'This project will help artists and their work to take centre stage and reinforce the city's reputation as an ongoing city of culture.'
Stefan Gurney, City Centre Partnership manager, said: 'This is a great opportunity to further address the impact of empty shops and present Norwich as a vibrant and thriving place to be.
'It is also an opportunity for people in the city to get involved in something that can really raise the profile of the city centre and we would like to hear from businesses that can help promote local artists and events in active windows as well as vacant ones.'
Norwich was one of the first places in the country to use colourful posters to liven up empty shops, and the city's approach is already recognised as best practice nationally.
Proposals should be submitted by April 20 and selection will be made by the end of April, with all installations to be completed by the end of October.

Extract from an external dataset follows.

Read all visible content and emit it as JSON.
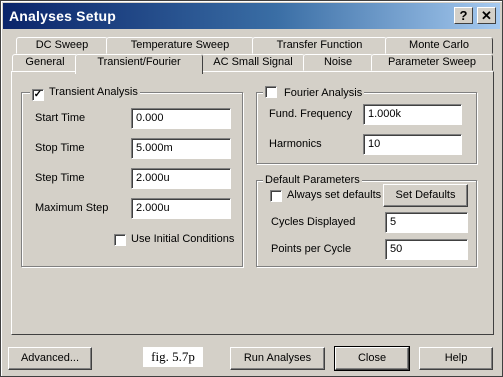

For more information contact Sue Tullett on 01603 212012 or email firstname.lastname@example.org.